Throughout my 33 years as a Louisiana personal injury attorney trying catastrophic injury cases, the questions most asked by my clients are:
How long will it take?
What will happen?
I would like now to summarize the twists and turns of the Louisiana catastrophic lawsuit. Recently we settled a multi-million dollar catastrophic injury lawsuit where a worker lost his arm due to a construction accident. The lawsuit was filed approximately 4 years ago. For 3 years we litigated the lawsuit, fighting off motions for summary judgement (this is a motion to essentially end the case) by the defendant and taking depositions (testimony from witnesses and experts) all over the country to confirm that the defendant was negligent.
Negotiating a Settlement at a Mediation

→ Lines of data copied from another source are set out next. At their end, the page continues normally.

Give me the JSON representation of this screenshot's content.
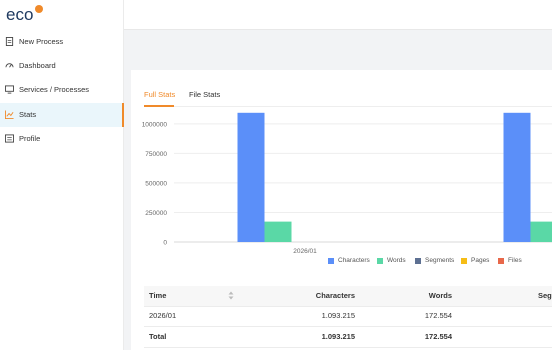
{
  "app": {
    "logo_text": "eco"
  },
  "sidebar": {
    "items": [
      {
        "label": "New Process",
        "icon": "document-icon",
        "active": false
      },
      {
        "label": "Dashboard",
        "icon": "dashboard-icon",
        "active": false
      },
      {
        "label": "Services / Processes",
        "icon": "monitor-icon",
        "active": false
      },
      {
        "label": "Stats",
        "icon": "stats-icon",
        "active": true
      },
      {
        "label": "Profile",
        "icon": "profile-icon",
        "active": false
      }
    ]
  },
  "tabs": [
    {
      "label": "Full Stats",
      "active": true
    },
    {
      "label": "File Stats",
      "active": false
    }
  ],
  "colors": {
    "accent": "#f08a2a",
    "characters": "#5b8ff9",
    "words": "#5ad8a6",
    "segments": "#5d7092",
    "pages": "#f6bd16",
    "files": "#e8684a"
  },
  "chart_data": {
    "type": "bar",
    "categories": [
      "2026/01"
    ],
    "series": [
      {
        "name": "Characters",
        "values": [
          1093215
        ]
      },
      {
        "name": "Words",
        "values": [
          172554
        ]
      },
      {
        "name": "Segments",
        "values": [
          0
        ]
      },
      {
        "name": "Pages",
        "values": [
          0
        ]
      },
      {
        "name": "Files",
        "values": [
          0
        ]
      }
    ],
    "y_ticks": [
      "0",
      "250000",
      "500000",
      "750000",
      "1000000"
    ],
    "ylim": [
      0,
      1100000
    ],
    "legend_position": "bottom",
    "grid": true
  },
  "table": {
    "headers": [
      "Time",
      "Characters",
      "Words",
      "Segme"
    ],
    "rows": [
      [
        "2026/01",
        "1.093.215",
        "172.554",
        ""
      ],
      [
        "Total",
        "1.093.215",
        "172.554",
        ""
      ]
    ]
  }
}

After approximately 2 1/2 years of litigating this matter, the defendants tried a mediation. A mediation is when a person who is not involved in the case helps the attorneys from each side try to reach an agreement on a financial settlement. During that mediation, with multiple insurance companies involved, they offered a paltry sum of $300,000. At this point, it should become obvious to the experienced trial attorney that the only way the insurance companies were going to pay an appropriate amount to my client was to set a trial date and start the jury trial. That does not mean that the case would necessarily be decided by a jury verdict. What it means is that you must get the insurance company in front of a Louisiana Parish jury to make them realize that they are getting ready to receive justice by Louisiana citizens.
Taking a Catastrophic Injury Lawsuit to Trial
In this case, after 3 mediations and after the insurance companies refused to offer an appropriate amount, we were able to get a trial date in front of a Louisiana jury. After 10 days of trying the matter, the insurance company finally submitted a settlement amount which was attractive to my client. My client has suffered a permanent and disabling injury, and after the settlement, he was financially stable and would not ever have to work again for the rest of his life.
The Importance of Having a Personal Injury Trial Attorney
What is important to note about this litigation history is that the threat of a Louisiana Parish jury trial may be the only way to receive a fair settlement for a catastrophic injury. Many times the insurance companies believe that the injured person or plaintiff’s attorney does not have the nerve to actually try the case. The main reason for this belief is that trying catastrophic injury cases is extremely expensive. A jury trial can easily cost $60,000 or more. Since personal injury lawsuits are generally handled on a contingency basis, the plaintiff’s attorney pays the upfront trial costs and only is compensated for the trial expenses if the case is successful. It is much less expensive and risky to settle a case rather than take it to the jury. But if an insurance company is not willing to offer fair compensation for a catastrophic injury, the plaintiff’s attorney must have the financial resources, the nerve and the ability to actually try the case.